A WOMAN from Brighton, who has organised collections of clothing
and other items for Iraqis forced from their homes by Islamic State
(IS), is starting a special campaign to help victims of sexual
Samara Levy has despatched ten lorry-loads of aid to northern
Iraq, and a container to Jordan. She is now calling for people
across the UK, through their communities, to donate what she calls
"care packs" for women and girls, pregnant women, new mothers, and
other vulnerable groups.
"After the traumatic ordeals that many of them have been
through, they now face a very bleak future. We are keen to send
some of the basic things that these women will want and need, but
be unable to buy, to restore some dignity."
Ms Levy, who is working in partnership with the Phoenix Resource

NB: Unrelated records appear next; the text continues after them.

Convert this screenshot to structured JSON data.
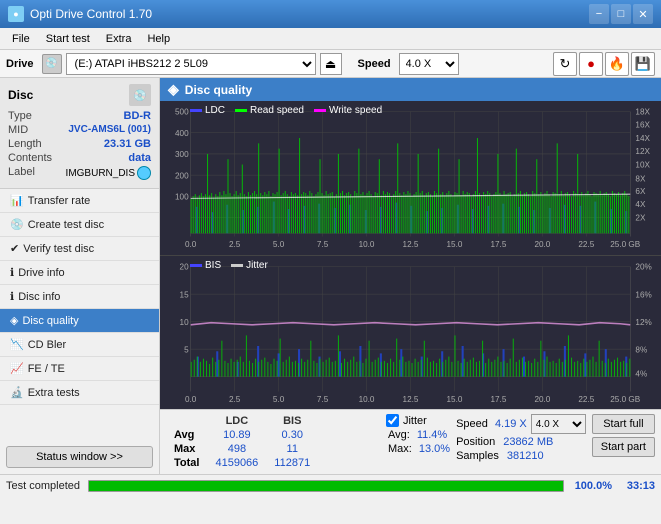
{
  "titleBar": {
    "appName": "Opti Drive Control 1.70",
    "minBtn": "−",
    "maxBtn": "□",
    "closeBtn": "✕"
  },
  "menuBar": {
    "items": [
      "File",
      "Start test",
      "Extra",
      "Help"
    ]
  },
  "driveBar": {
    "label": "Drive",
    "driveValue": "(E:)  ATAPI iHBS212  2 5L09",
    "speedLabel": "Speed",
    "speedValue": "4.0 X"
  },
  "sidebar": {
    "discSection": {
      "title": "Disc",
      "typeLabel": "Type",
      "typeValue": "BD-R",
      "midLabel": "MID",
      "midValue": "JVC-AMS6L (001)",
      "lengthLabel": "Length",
      "lengthValue": "23.31 GB",
      "contentsLabel": "Contents",
      "contentsValue": "data",
      "labelLabel": "Label",
      "labelValue": "IMGBURN_DIS"
    },
    "navItems": [
      {
        "id": "transfer-rate",
        "label": "Transfer rate",
        "active": false
      },
      {
        "id": "create-test-disc",
        "label": "Create test disc",
        "active": false
      },
      {
        "id": "verify-test-disc",
        "label": "Verify test disc",
        "active": false
      },
      {
        "id": "drive-info",
        "label": "Drive info",
        "active": false
      },
      {
        "id": "disc-info",
        "label": "Disc info",
        "active": false
      },
      {
        "id": "disc-quality",
        "label": "Disc quality",
        "active": true
      },
      {
        "id": "cd-bler",
        "label": "CD Bler",
        "active": false
      },
      {
        "id": "fe-te",
        "label": "FE / TE",
        "active": false
      },
      {
        "id": "extra-tests",
        "label": "Extra tests",
        "active": false
      }
    ],
    "statusBtn": "Status window >>"
  },
  "contentHeader": {
    "icon": "◈",
    "title": "Disc quality"
  },
  "chart1": {
    "legend": [
      {
        "id": "ldc",
        "label": "LDC"
      },
      {
        "id": "read",
        "label": "Read speed"
      },
      {
        "id": "write",
        "label": "Write speed"
      }
    ],
    "yAxisMax": 500,
    "yAxisRight": [
      "18X",
      "16X",
      "14X",
      "12X",
      "10X",
      "8X",
      "6X",
      "4X",
      "2X"
    ],
    "xAxisLabels": [
      "0.0",
      "2.5",
      "5.0",
      "7.5",
      "10.0",
      "12.5",
      "15.0",
      "17.5",
      "20.0",
      "22.5",
      "25.0 GB"
    ]
  },
  "chart2": {
    "legend": [
      {
        "id": "bis",
        "label": "BIS"
      },
      {
        "id": "jitter",
        "label": "Jitter"
      }
    ],
    "yAxisMax": 20,
    "yAxisRight": [
      "20%",
      "16%",
      "12%",
      "8%",
      "4%"
    ],
    "xAxisLabels": [
      "0.0",
      "2.5",
      "5.0",
      "7.5",
      "10.0",
      "12.5",
      "15.0",
      "17.5",
      "20.0",
      "22.5",
      "25.0 GB"
    ]
  },
  "stats": {
    "headers": [
      "",
      "LDC",
      "BIS"
    ],
    "rows": [
      {
        "label": "Avg",
        "ldc": "10.89",
        "bis": "0.30"
      },
      {
        "label": "Max",
        "ldc": "498",
        "bis": "11"
      },
      {
        "label": "Total",
        "ldc": "4159066",
        "bis": "112871"
      }
    ],
    "jitter": {
      "label": "Jitter",
      "avg": "11.4%",
      "max": "13.0%"
    },
    "speed": {
      "label": "Speed",
      "value": "4.19 X",
      "selectValue": "4.0 X",
      "positionLabel": "Position",
      "positionValue": "23862 MB",
      "samplesLabel": "Samples",
      "samplesValue": "381210"
    },
    "buttons": {
      "startFull": "Start full",
      "startPart": "Start part"
    }
  },
  "statusBar": {
    "text": "Test completed",
    "progressPct": "100.0%",
    "time": "33:13"
  }
}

Centre, has drawn up a list of products to include in the packs,
all of which she asks should be new. They include soap, toothpaste,
face flannels, towels, underwear, and sanitary items.
Arranging the collection of aid for Iraq has not always been
easy. When Ms Levy ordered her first 90-cubic-meter container
lorry, she realised that she had barely two cubic meters of
donations. "My first thought was: 'What am I going to tell my
vicar? I've let him down.'
"So I prayed, and thanks to God's help we managed to fill the
lorry, and have some goods left over."
Ms Levy says that the fate of women in the Iraq conflict is
often overlooked. She cites the women's director at Human Rights
Watch, Liesl Gerntholtz, who said in a recently published report
that IS forces "have committed organised rape, sexual assault, and
other horrific crimes against Yazidi women and girls. Those
fortunate enough to have escaped need to be treated for the
unimaginable trauma they endured."
The report also stated that, out of the 20 women and girls they
interviewed who had escaped IS, half, including two 12-year-old
girls, said that they had been raped - some many times, and by
several IS soldiers. Nearly all said that they had been forced into
marriage, sold, or given as "gifts".
A UN Security Council report last month said that IS had
established a pattern of sexual violence, slavery, abduction, and
human trafficking. Trauma-counselling and reintegration support
were inadequate, it said: the culture of the region makes it
virtually impossible for women to speak out about sexual
For more details, visit www.samarasaidappeal.org or
telephone 07960 937 716